PROBLEM: Check every line of the records below for the string "Experience" and copy the ones that have it.

SUPPLIED ENTRIES:
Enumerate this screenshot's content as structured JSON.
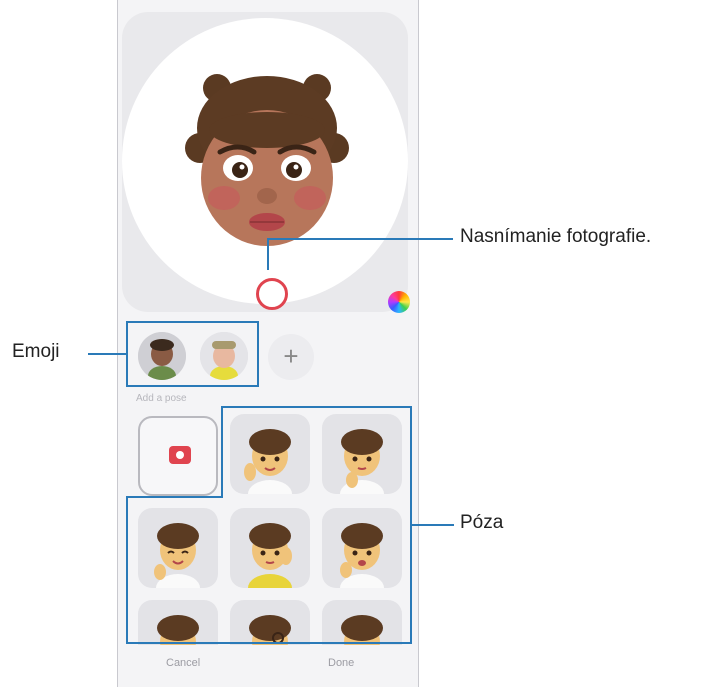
{
  "preview": {
    "shutter_label": "Nasnímanie fotografie."
  },
  "emoji_strip": {
    "label": "Emoji",
    "add_symbol": "+"
  },
  "pose_section": {
    "heading": "Add a pose",
    "label": "Póza"
  },
  "bottom_bar": {
    "cancel_label": "Cancel",
    "done_label": "Done"
  },
  "colors": {
    "accent": "#2a7ab8",
    "shutter_ring": "#e0444f",
    "camera_icon": "#e0444f"
  }
}
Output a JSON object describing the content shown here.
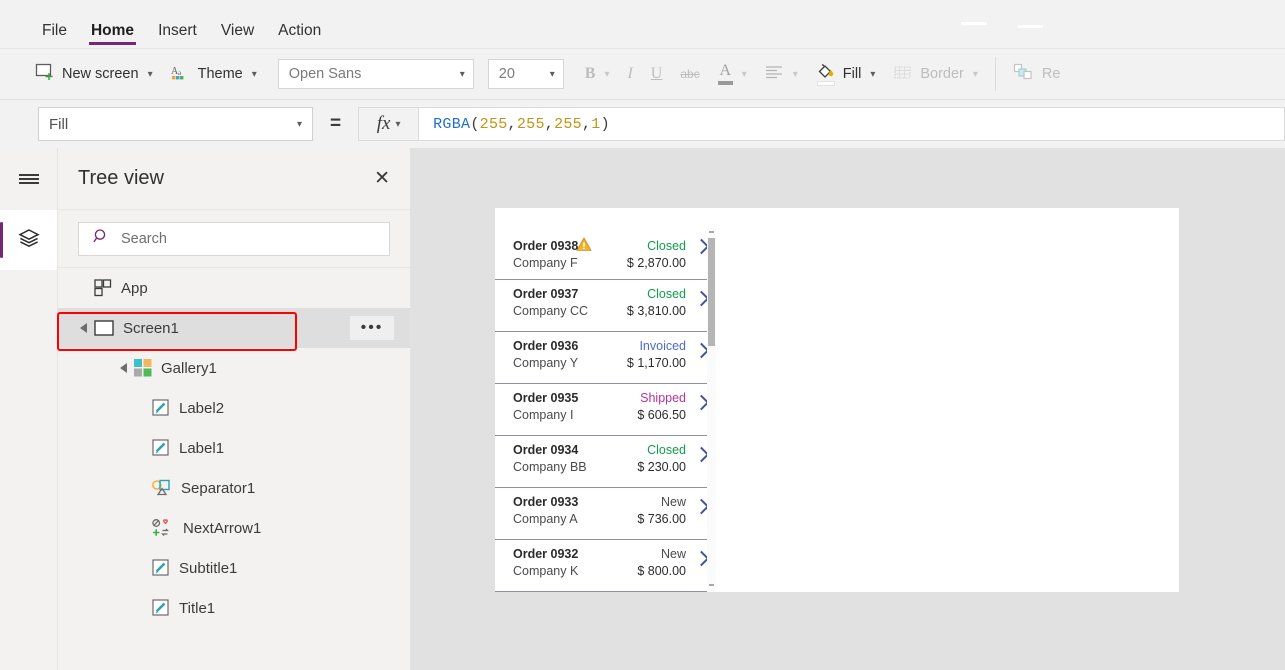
{
  "menu": {
    "tabs": [
      {
        "label": "File",
        "active": false
      },
      {
        "label": "Home",
        "active": true
      },
      {
        "label": "Insert",
        "active": false
      },
      {
        "label": "View",
        "active": false
      },
      {
        "label": "Action",
        "active": false
      }
    ]
  },
  "ribbon": {
    "new_screen": "New screen",
    "theme": "Theme",
    "font_name": "Open Sans",
    "font_size": "20",
    "bold": "B",
    "italic": "I",
    "underline": "U",
    "strikethrough": "abc",
    "font_color": "A",
    "align": "align-icon",
    "fill": "Fill",
    "border": "Border",
    "reorder": "Re",
    "icons": {
      "new_screen": "new-screen-icon",
      "theme": "theme-icon",
      "font_color": "font-color-icon",
      "align": "align-left-icon",
      "fill": "paint-bucket-icon",
      "border": "border-icon",
      "reorder": "reorder-icon"
    }
  },
  "formula_bar": {
    "property": "Fill",
    "equals": "=",
    "fx": "fx",
    "tokens": [
      {
        "text": "RGBA",
        "type": "fn"
      },
      {
        "text": "(",
        "type": "p"
      },
      {
        "text": "255",
        "type": "num"
      },
      {
        "text": ", ",
        "type": "p"
      },
      {
        "text": "255",
        "type": "num"
      },
      {
        "text": ", ",
        "type": "p"
      },
      {
        "text": "255",
        "type": "num"
      },
      {
        "text": ", ",
        "type": "p"
      },
      {
        "text": "1",
        "type": "num"
      },
      {
        "text": ")",
        "type": "p"
      }
    ]
  },
  "tree": {
    "title": "Tree view",
    "close": "✕",
    "search_placeholder": "Search",
    "more_label": "•••",
    "items": [
      {
        "label": "App",
        "indent": 1,
        "caret": false,
        "icon": "app-icon",
        "selected": false,
        "more": false
      },
      {
        "label": "Screen1",
        "indent": 1,
        "caret": true,
        "icon": "screen-icon",
        "selected": true,
        "more": true
      },
      {
        "label": "Gallery1",
        "indent": 2,
        "caret": true,
        "icon": "gallery-icon",
        "selected": false,
        "more": false
      },
      {
        "label": "Label2",
        "indent": 3,
        "caret": false,
        "icon": "label-icon",
        "selected": false,
        "more": false
      },
      {
        "label": "Label1",
        "indent": 3,
        "caret": false,
        "icon": "label-icon",
        "selected": false,
        "more": false
      },
      {
        "label": "Separator1",
        "indent": 3,
        "caret": false,
        "icon": "separator-icon",
        "selected": false,
        "more": false
      },
      {
        "label": "NextArrow1",
        "indent": 3,
        "caret": false,
        "icon": "nextarrow-icon",
        "selected": false,
        "more": false
      },
      {
        "label": "Subtitle1",
        "indent": 3,
        "caret": false,
        "icon": "label-icon",
        "selected": false,
        "more": false
      },
      {
        "label": "Title1",
        "indent": 3,
        "caret": false,
        "icon": "label-icon",
        "selected": false,
        "more": false
      }
    ]
  },
  "canvas": {
    "gallery_rows": [
      {
        "order": "Order 0938",
        "company": "Company F",
        "status": "Closed",
        "status_color": "#0f9e4a",
        "amount": "$ 2,870.00",
        "warning": true
      },
      {
        "order": "Order 0937",
        "company": "Company CC",
        "status": "Closed",
        "status_color": "#0f9e4a",
        "amount": "$ 3,810.00",
        "warning": false
      },
      {
        "order": "Order 0936",
        "company": "Company Y",
        "status": "Invoiced",
        "status_color": "#4f6ad0",
        "amount": "$ 1,170.00",
        "warning": false
      },
      {
        "order": "Order 0935",
        "company": "Company I",
        "status": "Shipped",
        "status_color": "#b4339c",
        "amount": "$ 606.50",
        "warning": false
      },
      {
        "order": "Order 0934",
        "company": "Company BB",
        "status": "Closed",
        "status_color": "#0f9e4a",
        "amount": "$ 230.00",
        "warning": false
      },
      {
        "order": "Order 0933",
        "company": "Company A",
        "status": "New",
        "status_color": "#4a4a4a",
        "amount": "$ 736.00",
        "warning": false
      },
      {
        "order": "Order 0932",
        "company": "Company K",
        "status": "New",
        "status_color": "#4a4a4a",
        "amount": "$ 800.00",
        "warning": false
      }
    ]
  },
  "colors": {
    "accent_purple": "#742774",
    "highlight_red": "#ff0000",
    "chevron_blue": "#41519e",
    "canvas_gray": "#e1e1e1"
  }
}
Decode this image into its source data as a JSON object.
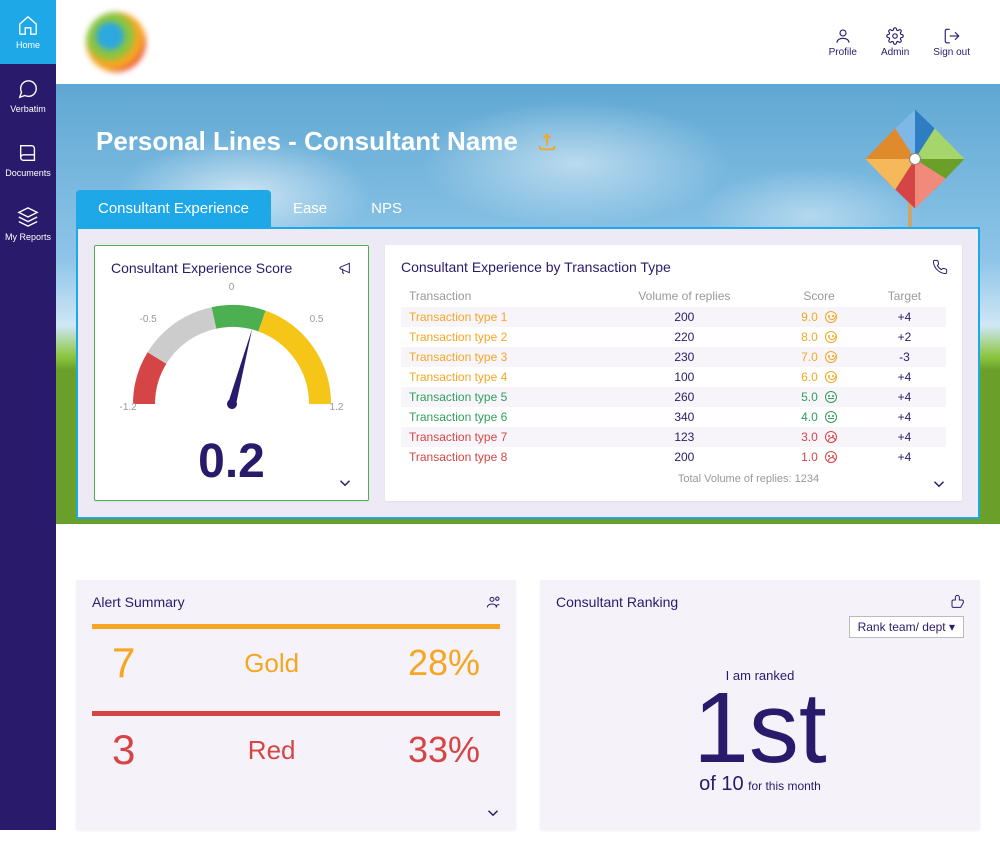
{
  "sidebar": {
    "items": [
      {
        "label": "Home"
      },
      {
        "label": "Verbatim"
      },
      {
        "label": "Documents"
      },
      {
        "label": "My Reports"
      }
    ]
  },
  "topbar": {
    "profile": "Profile",
    "admin": "Admin",
    "signout": "Sign out"
  },
  "header": {
    "title": "Personal Lines - Consultant Name"
  },
  "tabs": [
    {
      "label": "Consultant Experience"
    },
    {
      "label": "Ease"
    },
    {
      "label": "NPS"
    }
  ],
  "gauge": {
    "title": "Consultant Experience Score",
    "value": "0.2",
    "ticks": {
      "top": "0",
      "l1": "-0.5",
      "r1": "0.5",
      "l2": "-1.2",
      "r2": "1.2"
    }
  },
  "transactions": {
    "title": "Consultant Experience by Transaction Type",
    "columns": [
      "Transaction",
      "Volume of replies",
      "Score",
      "Target"
    ],
    "rows": [
      {
        "name": "Transaction type 1",
        "vol": "200",
        "score": "9.0",
        "target": "+4",
        "color": "gold",
        "face": "smile"
      },
      {
        "name": "Transaction type 2",
        "vol": "220",
        "score": "8.0",
        "target": "+2",
        "color": "gold",
        "face": "smile"
      },
      {
        "name": "Transaction type 3",
        "vol": "230",
        "score": "7.0",
        "target": "-3",
        "color": "gold",
        "face": "smile"
      },
      {
        "name": "Transaction type 4",
        "vol": "100",
        "score": "6.0",
        "target": "+4",
        "color": "gold",
        "face": "smile"
      },
      {
        "name": "Transaction type 5",
        "vol": "260",
        "score": "5.0",
        "target": "+4",
        "color": "green",
        "face": "neutral"
      },
      {
        "name": "Transaction type 6",
        "vol": "340",
        "score": "4.0",
        "target": "+4",
        "color": "green",
        "face": "neutral"
      },
      {
        "name": "Transaction type 7",
        "vol": "123",
        "score": "3.0",
        "target": "+4",
        "color": "red",
        "face": "sad"
      },
      {
        "name": "Transaction type 8",
        "vol": "200",
        "score": "1.0",
        "target": "+4",
        "color": "red",
        "face": "sad"
      }
    ],
    "total_label": "Total Volume of replies: 1234"
  },
  "alerts": {
    "title": "Alert Summary",
    "rows": [
      {
        "num": "7",
        "label": "Gold",
        "pct": "28%",
        "cls": "gold"
      },
      {
        "num": "3",
        "label": "Red",
        "pct": "33%",
        "cls": "red"
      }
    ]
  },
  "ranking": {
    "title": "Consultant Ranking",
    "dropdown": "Rank team/ dept",
    "lead": "I am ranked",
    "rank": "1st",
    "of": "of 10",
    "period": "for this month"
  },
  "chart_data": {
    "type": "gauge",
    "title": "Consultant Experience Score",
    "value": 0.2,
    "min": -1.2,
    "max": 1.2,
    "ticks": [
      -1.2,
      -0.5,
      0,
      0.5,
      1.2
    ],
    "segments": [
      {
        "from": -1.2,
        "to": -0.7,
        "color": "#d64545"
      },
      {
        "from": -0.7,
        "to": -0.15,
        "color": "#cccccc"
      },
      {
        "from": -0.15,
        "to": 0.25,
        "color": "#4caf50"
      },
      {
        "from": 0.25,
        "to": 1.2,
        "color": "#f5c518"
      }
    ]
  }
}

RESULT:
      "label": "Consultant Experience"
    "title": "Consultant Experience Score",
    "title": "Consultant Experience by Transaction Type",
    "title": "Consultant Experience Score",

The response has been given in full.